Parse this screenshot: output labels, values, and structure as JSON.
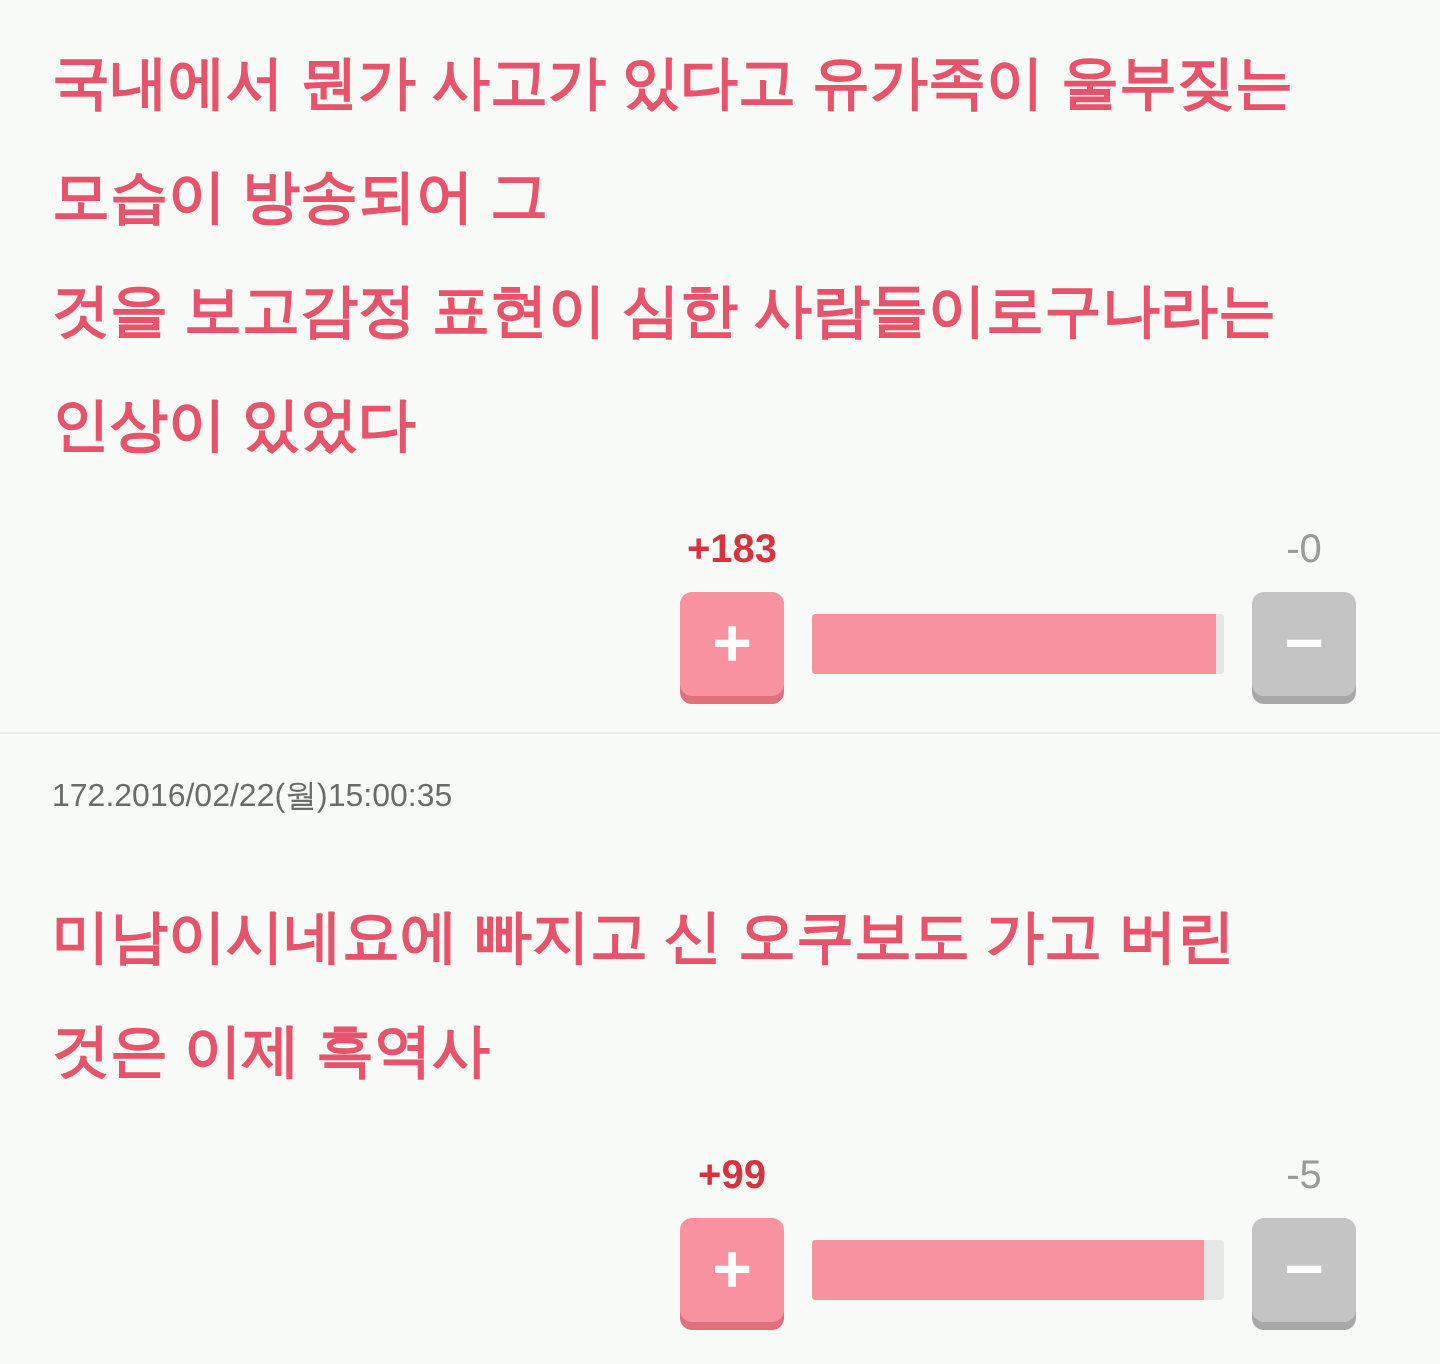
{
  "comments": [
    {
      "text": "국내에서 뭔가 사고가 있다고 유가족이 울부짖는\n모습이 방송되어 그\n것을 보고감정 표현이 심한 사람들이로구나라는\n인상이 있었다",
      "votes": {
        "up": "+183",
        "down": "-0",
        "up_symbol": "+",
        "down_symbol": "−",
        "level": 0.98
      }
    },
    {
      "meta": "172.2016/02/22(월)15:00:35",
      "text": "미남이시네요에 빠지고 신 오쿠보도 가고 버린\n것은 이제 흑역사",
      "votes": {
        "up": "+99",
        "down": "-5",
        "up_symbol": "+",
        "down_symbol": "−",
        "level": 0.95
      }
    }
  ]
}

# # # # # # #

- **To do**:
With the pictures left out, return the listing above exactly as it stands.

- **Expected output**:
Parse this screenshot: output labels, values, and structure as JSON.
{
  "comments": [
    {
      "text": "국내에서 뭔가 사고가 있다고 유가족이 울부짖는\n모습이 방송되어 그\n것을 보고감정 표현이 심한 사람들이로구나라는\n인상이 있었다",
      "votes": {
        "up": "+183",
        "down": "-0",
        "up_symbol": "+",
        "down_symbol": "−",
        "level": 0.98
      }
    },
    {
      "meta": "172.2016/02/22(월)15:00:35",
      "text": "미남이시네요에 빠지고 신 오쿠보도 가고 버린\n것은 이제 흑역사",
      "votes": {
        "up": "+99",
        "down": "-5",
        "up_symbol": "+",
        "down_symbol": "−",
        "level": 0.95
      }
    }
  ]
}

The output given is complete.